From Bullshido :http://www.bullshido.net/forums/showthread.php?t=5903
Here are some listings compiled by user BatRonin:
"There has been some talk lately of how tough ot how weak the human body is.
There have been studies done on this by the SAE ( Society of Automotive Engineers).
There have been also many studies done on how much force a boxer ( for example) can hit with.
By King at Wayne University:
Boxers can hit with an average force of 765 lbs
so, let us take that as an example and see what the bosy can with stand:
Biomechanical injury tolerance levels:
Throat- 300 lbs of force
Frontal bone ( forehaed)- 1900 lbs
Back of head ( occiptal)- 2100 lbs
Temporal - 1400 lbs
mandible - 800 lbs
maxilla - 500 lbs
Lat. Maxilla - 700 lbs
"nasal bone"- 200 lbs
Cervical vertebra - 500 lbs
Crown of head - 1350 lbs
area above the ear - 650 lbs
sternum with 4" defelction ( penetration) - 960 lbs
ribs - 400 lbs ( 1-3 ribs are the hardest, 4-9 the most common to fracture)
Draw you own conclusions"
"The study was done on amateures and pro's, not much of a diffrence in punching power, although alot of difference in terms of stamina ( makes sense).
As for the rating, force when applied to impact is measured as peak force of lbs or Newtons, it is not meaured per sq inch or such, that applies to pressure, not impact.
It can also be meaured in J or Joules, I t converted them all to lbs to make it easier.
The boxers weighed in at various weights of course, the hightest values found were those who had the best combination of size and speed.
I believe the highest was actually 1200lbs and the boxer weighed 180lbs.
As for where you canget this info:
Society of Automotive Engineers (SAE)
4 vol, about 300 us each.
Biomechanics of impact injury and injury tolerances."
"The values were taken by doing impact studies on cadavers.
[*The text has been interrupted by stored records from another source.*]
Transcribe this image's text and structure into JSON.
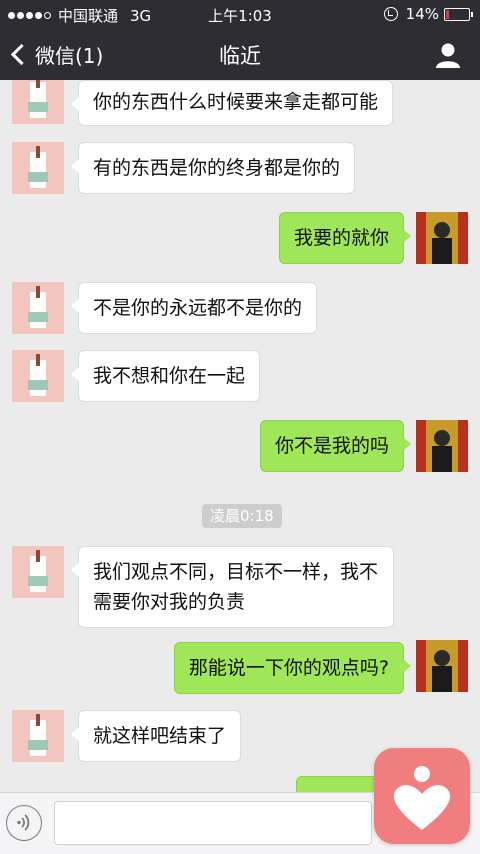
{
  "status_bar": {
    "carrier": "中国联通",
    "network": "3G",
    "time": "上午1:03",
    "battery": "14%",
    "battery_level": 0.14
  },
  "header": {
    "back_label": "微信(1)",
    "title": "临近"
  },
  "messages": [
    {
      "from": "them",
      "text": "你的东西什么时候要来拿走都可能"
    },
    {
      "from": "them",
      "text": "有的东西是你的终身都是你的"
    },
    {
      "from": "me",
      "text": "我要的就你"
    },
    {
      "from": "them",
      "text": "不是你的永远都不是你的"
    },
    {
      "from": "them",
      "text": "我不想和你在一起"
    },
    {
      "from": "me",
      "text": "你不是我的吗"
    },
    {
      "from": "them",
      "text": "我们观点不同，目标不一样，我不需要你对我的负责"
    },
    {
      "from": "me",
      "text": "那能说一下你的观点吗?"
    },
    {
      "from": "them",
      "text": "就这样吧结束了"
    }
  ],
  "timestamp": "凌晨0:18",
  "colors": {
    "header_bg": "#2e2d33",
    "chat_bg": "#ebebeb",
    "bubble_in": "#ffffff",
    "bubble_out": "#9fe658",
    "overlay_icon": "#f07e7e"
  }
}
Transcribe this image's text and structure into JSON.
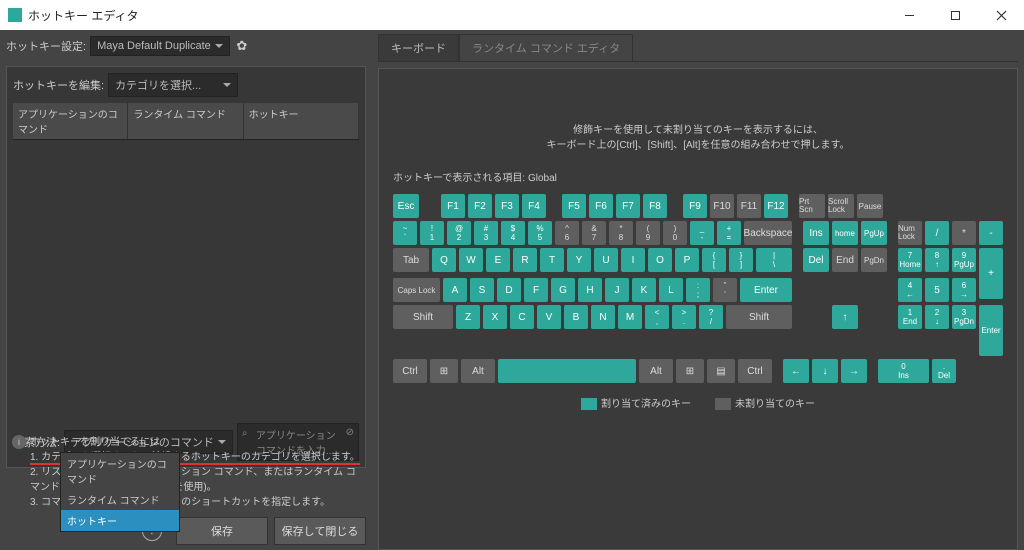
{
  "window": {
    "title": "ホットキー エディタ"
  },
  "left": {
    "settings_label": "ホットキー設定:",
    "settings_value": "Maya Default Duplicate",
    "edit_label": "ホットキーを編集:",
    "edit_value": "カテゴリを選択...",
    "cols": {
      "app": "アプリケーションのコマンド",
      "runtime": "ランタイム コマンド",
      "hotkey": "ホットキー"
    },
    "search_label": "検索方法:",
    "search_value": "アプリケーションのコマンド",
    "search_placeholder": "アプリケーション コマンドを入力...",
    "dropdown": {
      "opt0": "アプリケーションのコマンド",
      "opt1": "ランタイム コマンド",
      "opt2": "ホットキー"
    },
    "info_title": "ホットキーを割り当てるには",
    "step1": "1. カテゴリを選択するか、希望するホットキーのカテゴリを選択します。",
    "step2": "2. リストから編集するアプリケーション コマンド、またはランタイム コマンドを見つけます(または検索を使用)。",
    "step3": "3. コマンドを選択し、ホットキーのショートカットを指定します。",
    "save": "保存",
    "save_close": "保存して閉じる"
  },
  "right": {
    "tab_kb": "キーボード",
    "tab_rt": "ランタイム コマンド エディタ",
    "hint1": "修飾キーを使用して未割り当てのキーを表示するには、",
    "hint2": "キーボード上の[Ctrl]、[Shift]、[Alt]を任意の組み合わせで押します。",
    "scope": "ホットキーで表示される項目: Global",
    "legend_assigned": "割り当て済みのキー",
    "legend_un": "未割り当てのキー"
  },
  "keys": {
    "esc": "Esc",
    "f1": "F1",
    "f2": "F2",
    "f3": "F3",
    "f4": "F4",
    "f5": "F5",
    "f6": "F6",
    "f7": "F7",
    "f8": "F8",
    "f9": "F9",
    "f10": "F10",
    "f11": "F11",
    "f12": "F12",
    "prtscn": "Prt Scn",
    "scroll": "Scroll Lock",
    "pause": "Pause",
    "tilde": "~",
    "n1": "1",
    "n2": "2",
    "n3": "3",
    "n4": "4",
    "n5": "5",
    "n6": "6",
    "n7": "7",
    "n8": "8",
    "n9": "9",
    "n0": "0",
    "minus": "-",
    "plus": "+",
    "back": "Backspace",
    "s1": "!",
    "s2": "@",
    "s3": "#",
    "s4": "$",
    "s5": "%",
    "s6": "^",
    "s7": "&",
    "s8": "*",
    "s9": "(",
    "s0": ")",
    "smin": "_",
    "seq": "=",
    "ins": "Ins",
    "home": "home",
    "pgup": "PgUp",
    "del": "Del",
    "end": "End",
    "pgdn": "PgDn",
    "numlock": "Num Lock",
    "div": "/",
    "mul": "*",
    "sub": "-",
    "add": "+",
    "tab": "Tab",
    "q": "Q",
    "w": "W",
    "e": "E",
    "r": "R",
    "t": "T",
    "y": "Y",
    "u": "U",
    "i": "I",
    "o": "O",
    "p": "P",
    "lbr": "{",
    "rbr": "}",
    "lbrs": "[",
    "rbrs": "]",
    "bslash": "|",
    "bslashs": "\\",
    "caps": "Caps Lock",
    "a": "A",
    "s": "S",
    "d": "D",
    "f": "F",
    "g": "G",
    "h": "H",
    "j": "J",
    "k": "K",
    "l": "L",
    "semi": ":",
    "semis": ";",
    "quote": "\"",
    "quotes": "'",
    "enter": "Enter",
    "shift": "Shift",
    "z": "Z",
    "x": "X",
    "c": "C",
    "v": "V",
    "b": "B",
    "n": "N",
    "m": "M",
    "comma": "<",
    "commas": ",",
    "dot": ">",
    "dots": ".",
    "slash": "?",
    "slashs": "/",
    "ctrl": "Ctrl",
    "alt": "Alt",
    "np7": "7",
    "np8": "8",
    "np9": "9",
    "np4": "4",
    "np5": "5",
    "np6": "6",
    "np1": "1",
    "np2": "2",
    "np3": "3",
    "np0": "0",
    "npd": ".",
    "nph": "Home",
    "npu": "↑",
    "nppu": "PgUp",
    "npl": "←",
    "npr": "→",
    "npe": "End",
    "npdn": "↓",
    "nppd": "PgDn",
    "npins": "Ins",
    "npdel": "Del",
    "up": "↑",
    "down": "↓",
    "left": "←",
    "right": "→",
    "npenter": "Enter"
  }
}
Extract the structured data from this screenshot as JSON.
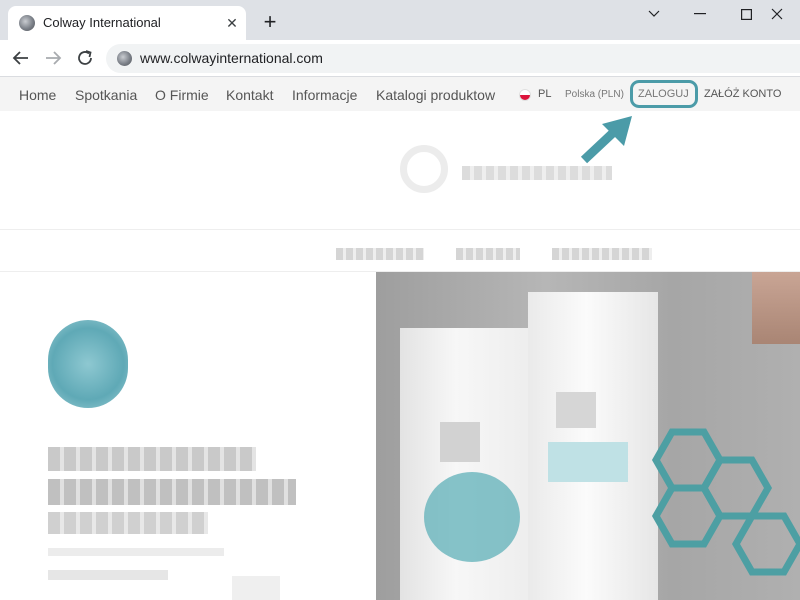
{
  "browser": {
    "tab": {
      "title": "Colway International",
      "close_glyph": "✕",
      "favicon": "globe-icon"
    },
    "new_tab_glyph": "+",
    "url": "www.colwayinternational.com",
    "controls": [
      "minimize-icon",
      "maximize-icon",
      "close-icon"
    ]
  },
  "site_nav": {
    "items": [
      {
        "label": "Home"
      },
      {
        "label": "Spotkania"
      },
      {
        "label": "O Firmie"
      },
      {
        "label": "Kontakt"
      },
      {
        "label": "Informacje"
      },
      {
        "label": "Katalogi produktow"
      }
    ],
    "language": "PL",
    "currency": "Polska (PLN)",
    "login": "ZALOGUJ",
    "register": "ZAŁÓŻ KONTO"
  },
  "colors": {
    "accent_teal": "#4b9ba8",
    "nav_bg": "#f4f4f4",
    "tabbar_bg": "#dee1e6",
    "flag_red": "#dc143c"
  }
}
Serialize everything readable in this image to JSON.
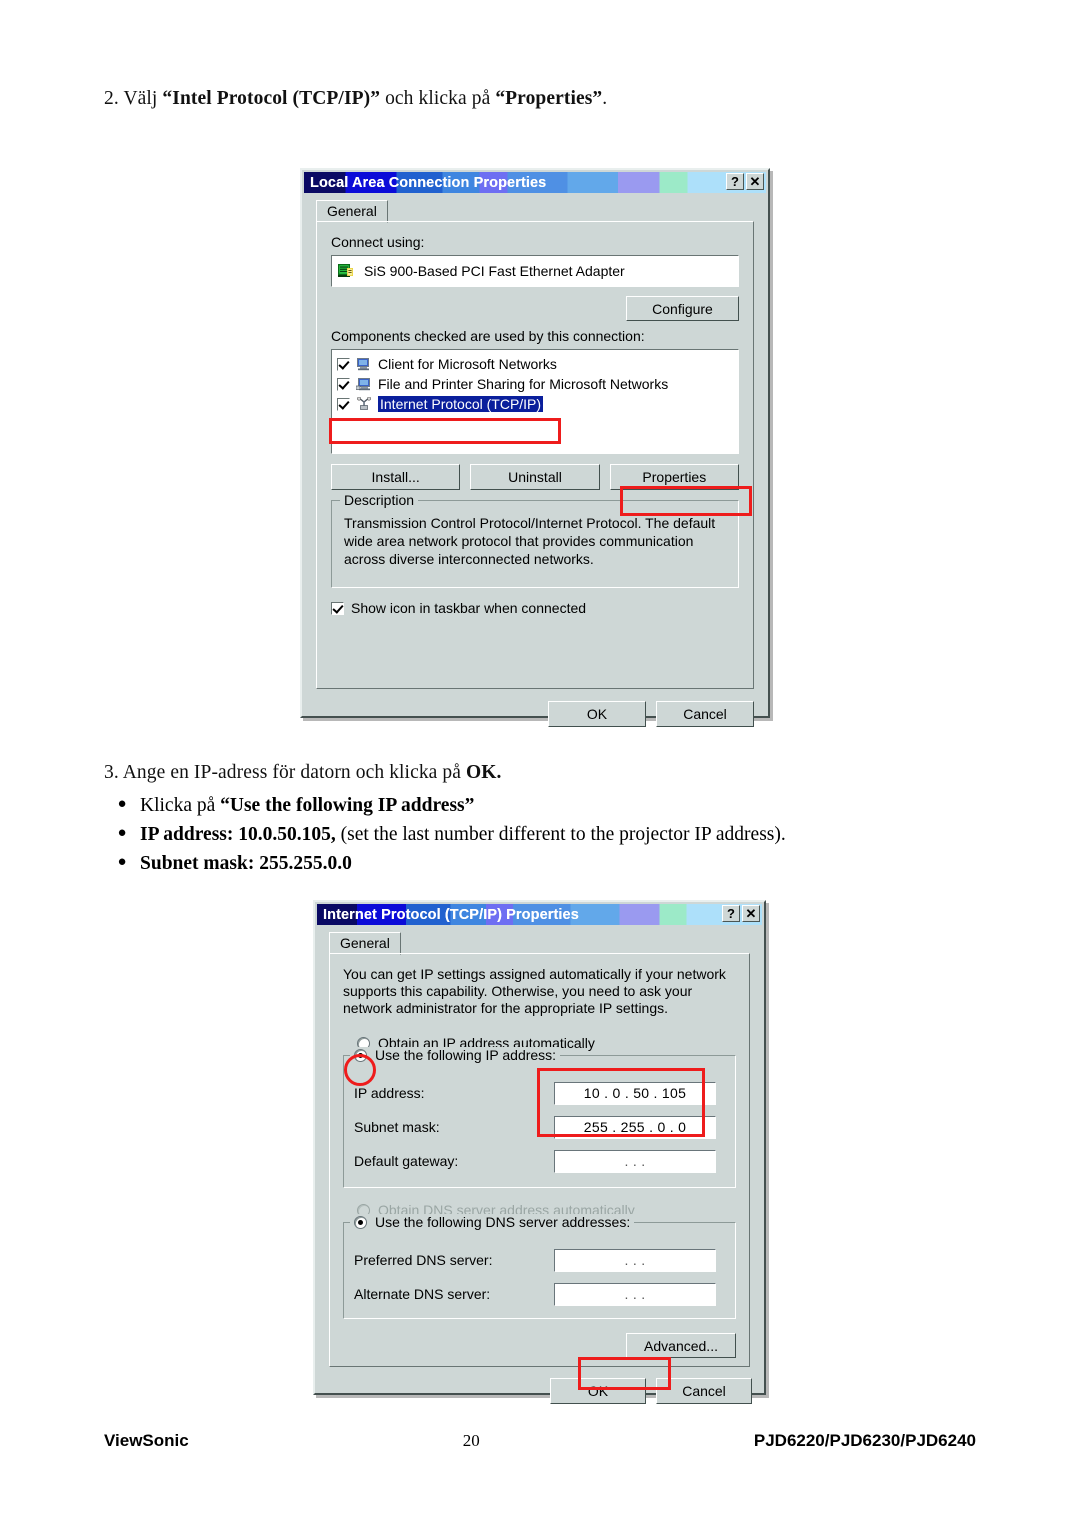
{
  "document": {
    "step2": {
      "prefix": "2. Välj ",
      "bold1": "“Intel Protocol (TCP/IP)”",
      "middle": " och klicka på ",
      "bold2": "“Properties”",
      "suffix": "."
    },
    "step3": {
      "prefix": "3. Ange en IP-adress för datorn och klicka på ",
      "bold": "OK."
    },
    "bullets": [
      {
        "normal_before": "Klicka på ",
        "bold": "“Use the following IP address”",
        "normal_after": ""
      },
      {
        "normal_before": "",
        "bold": "IP address: 10.0.50.105,",
        "normal_after": " (set the last number different to the projector IP address)."
      },
      {
        "normal_before": "",
        "bold": "Subnet mask: 255.255.0.0",
        "normal_after": ""
      }
    ],
    "bullet_glyph": "●"
  },
  "footer": {
    "brand": "ViewSonic",
    "page": "20",
    "models": "PJD6220/PJD6230/PJD6240"
  },
  "dialog1": {
    "title": "Local Area Connection Properties",
    "help_button": "?",
    "close_button": "✕",
    "tab": "General",
    "connect_using_label": "Connect using:",
    "adapter": "SiS 900-Based PCI Fast Ethernet Adapter",
    "adapter_icon": "network-adapter-icon",
    "configure_button": "Configure",
    "components_label": "Components checked are used by this connection:",
    "components": [
      {
        "label": "Client for Microsoft Networks",
        "checked": true,
        "selected": false,
        "icon": "computer-icon"
      },
      {
        "label": "File and Printer Sharing for Microsoft Networks",
        "checked": true,
        "selected": false,
        "icon": "computer-share-icon"
      },
      {
        "label": "Internet Protocol (TCP/IP)",
        "checked": true,
        "selected": true,
        "icon": "protocol-icon"
      }
    ],
    "install_button": "Install...",
    "uninstall_button": "Uninstall",
    "properties_button": "Properties",
    "description_group_title": "Description",
    "description_text": "Transmission Control Protocol/Internet Protocol. The default wide area network protocol that provides communication across diverse interconnected networks.",
    "show_icon_label": "Show icon in taskbar when connected",
    "show_icon_checked": true,
    "ok_button": "OK",
    "cancel_button": "Cancel"
  },
  "dialog2": {
    "title": "Internet Protocol (TCP/IP) Properties",
    "help_button": "?",
    "close_button": "✕",
    "tab": "General",
    "intro_text": "You can get IP settings assigned automatically if your network supports this capability. Otherwise, you need to ask your network administrator for the appropriate IP settings.",
    "radio_obtain_ip": "Obtain an IP address automatically",
    "radio_obtain_ip_selected": false,
    "radio_use_ip": "Use the following IP address:",
    "radio_use_ip_selected": true,
    "ip_address_label": "IP address:",
    "ip_address_value": "10 .  0  . 50 . 105",
    "subnet_mask_label": "Subnet mask:",
    "subnet_mask_value": "255 . 255 .  0  .  0",
    "default_gateway_label": "Default gateway:",
    "default_gateway_value": ".      .      .",
    "radio_obtain_dns": "Obtain DNS server address automatically",
    "radio_obtain_dns_selected": false,
    "radio_obtain_dns_disabled": true,
    "radio_use_dns": "Use the following DNS server addresses:",
    "radio_use_dns_selected": true,
    "preferred_dns_label": "Preferred DNS server:",
    "preferred_dns_value": ".      .      .",
    "alternate_dns_label": "Alternate DNS server:",
    "alternate_dns_value": ".      .      .",
    "advanced_button": "Advanced...",
    "ok_button": "OK",
    "cancel_button": "Cancel"
  },
  "annotations": {
    "accent_color": "#ee1c1c",
    "items": [
      {
        "name": "highlight-tcpip-row",
        "shape": "rect"
      },
      {
        "name": "highlight-properties-button",
        "shape": "rect"
      },
      {
        "name": "highlight-use-following-ip-radio",
        "shape": "circle"
      },
      {
        "name": "highlight-ip-fields",
        "shape": "rect"
      },
      {
        "name": "highlight-ok-button",
        "shape": "rect"
      }
    ]
  }
}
The values usually used are from the cadavers the repesent 75% of the population, the values I took are from the 10% percentile study, males over 5-11 and over 200lbs.
They are the upper values taken, which means that in 100% of the cases when the force valued reach the amount stated, a fracture accured, a fracture that would be considered traumatic."